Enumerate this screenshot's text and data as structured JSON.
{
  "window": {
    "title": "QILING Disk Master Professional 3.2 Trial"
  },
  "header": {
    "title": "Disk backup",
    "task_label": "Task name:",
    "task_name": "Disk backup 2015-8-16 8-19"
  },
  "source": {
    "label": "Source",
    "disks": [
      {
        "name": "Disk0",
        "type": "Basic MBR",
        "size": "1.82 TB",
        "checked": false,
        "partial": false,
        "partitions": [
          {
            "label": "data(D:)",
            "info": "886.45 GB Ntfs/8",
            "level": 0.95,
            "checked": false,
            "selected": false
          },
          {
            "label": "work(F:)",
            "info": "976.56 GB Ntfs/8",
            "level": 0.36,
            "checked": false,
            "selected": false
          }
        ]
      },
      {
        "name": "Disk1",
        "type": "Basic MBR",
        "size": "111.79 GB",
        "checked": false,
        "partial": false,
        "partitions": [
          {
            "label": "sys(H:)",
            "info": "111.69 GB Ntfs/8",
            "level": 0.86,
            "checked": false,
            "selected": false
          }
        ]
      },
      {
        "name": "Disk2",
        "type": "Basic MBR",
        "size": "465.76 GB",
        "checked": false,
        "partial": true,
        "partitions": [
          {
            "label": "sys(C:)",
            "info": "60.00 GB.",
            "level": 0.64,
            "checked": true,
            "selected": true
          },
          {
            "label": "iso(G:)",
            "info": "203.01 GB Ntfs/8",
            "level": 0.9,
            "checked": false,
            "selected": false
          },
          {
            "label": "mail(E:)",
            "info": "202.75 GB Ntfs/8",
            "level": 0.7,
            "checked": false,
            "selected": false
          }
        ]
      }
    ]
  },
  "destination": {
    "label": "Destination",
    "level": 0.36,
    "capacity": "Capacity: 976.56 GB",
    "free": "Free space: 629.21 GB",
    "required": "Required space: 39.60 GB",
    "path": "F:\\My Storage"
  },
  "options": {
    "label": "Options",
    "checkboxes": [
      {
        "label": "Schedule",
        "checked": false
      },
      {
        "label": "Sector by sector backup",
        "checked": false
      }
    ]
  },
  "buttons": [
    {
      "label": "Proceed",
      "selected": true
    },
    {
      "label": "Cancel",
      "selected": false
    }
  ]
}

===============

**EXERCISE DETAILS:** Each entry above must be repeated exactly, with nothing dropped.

**RESPONSE BELOW:**
Enumerate this screenshot's text and data as structured JSON.
{
  "window": {
    "title": "QILING Disk Master Professional 3.2 Trial"
  },
  "header": {
    "title": "Disk backup",
    "task_label": "Task name:",
    "task_name": "Disk backup 2015-8-16 8-19"
  },
  "source": {
    "label": "Source",
    "disks": [
      {
        "name": "Disk0",
        "type": "Basic MBR",
        "size": "1.82 TB",
        "checked": false,
        "partial": false,
        "partitions": [
          {
            "label": "data(D:)",
            "info": "886.45 GB Ntfs/8",
            "level": 0.95,
            "checked": false,
            "selected": false
          },
          {
            "label": "work(F:)",
            "info": "976.56 GB Ntfs/8",
            "level": 0.36,
            "checked": false,
            "selected": false
          }
        ]
      },
      {
        "name": "Disk1",
        "type": "Basic MBR",
        "size": "111.79 GB",
        "checked": false,
        "partial": false,
        "partitions": [
          {
            "label": "sys(H:)",
            "info": "111.69 GB Ntfs/8",
            "level": 0.86,
            "checked": false,
            "selected": false
          }
        ]
      },
      {
        "name": "Disk2",
        "type": "Basic MBR",
        "size": "465.76 GB",
        "checked": false,
        "partial": true,
        "partitions": [
          {
            "label": "sys(C:)",
            "info": "60.00 GB.",
            "level": 0.64,
            "checked": true,
            "selected": true
          },
          {
            "label": "iso(G:)",
            "info": "203.01 GB Ntfs/8",
            "level": 0.9,
            "checked": false,
            "selected": false
          },
          {
            "label": "mail(E:)",
            "info": "202.75 GB Ntfs/8",
            "level": 0.7,
            "checked": false,
            "selected": false
          }
        ]
      }
    ]
  },
  "destination": {
    "label": "Destination",
    "level": 0.36,
    "capacity": "Capacity: 976.56 GB",
    "free": "Free space: 629.21 GB",
    "required": "Required space: 39.60 GB",
    "path": "F:\\My Storage"
  },
  "options": {
    "label": "Options",
    "checkboxes": [
      {
        "label": "Schedule",
        "checked": false
      },
      {
        "label": "Sector by sector backup",
        "checked": false
      }
    ]
  },
  "buttons": [
    {
      "label": "Proceed",
      "selected": true
    },
    {
      "label": "Cancel",
      "selected": false
    }
  ]
}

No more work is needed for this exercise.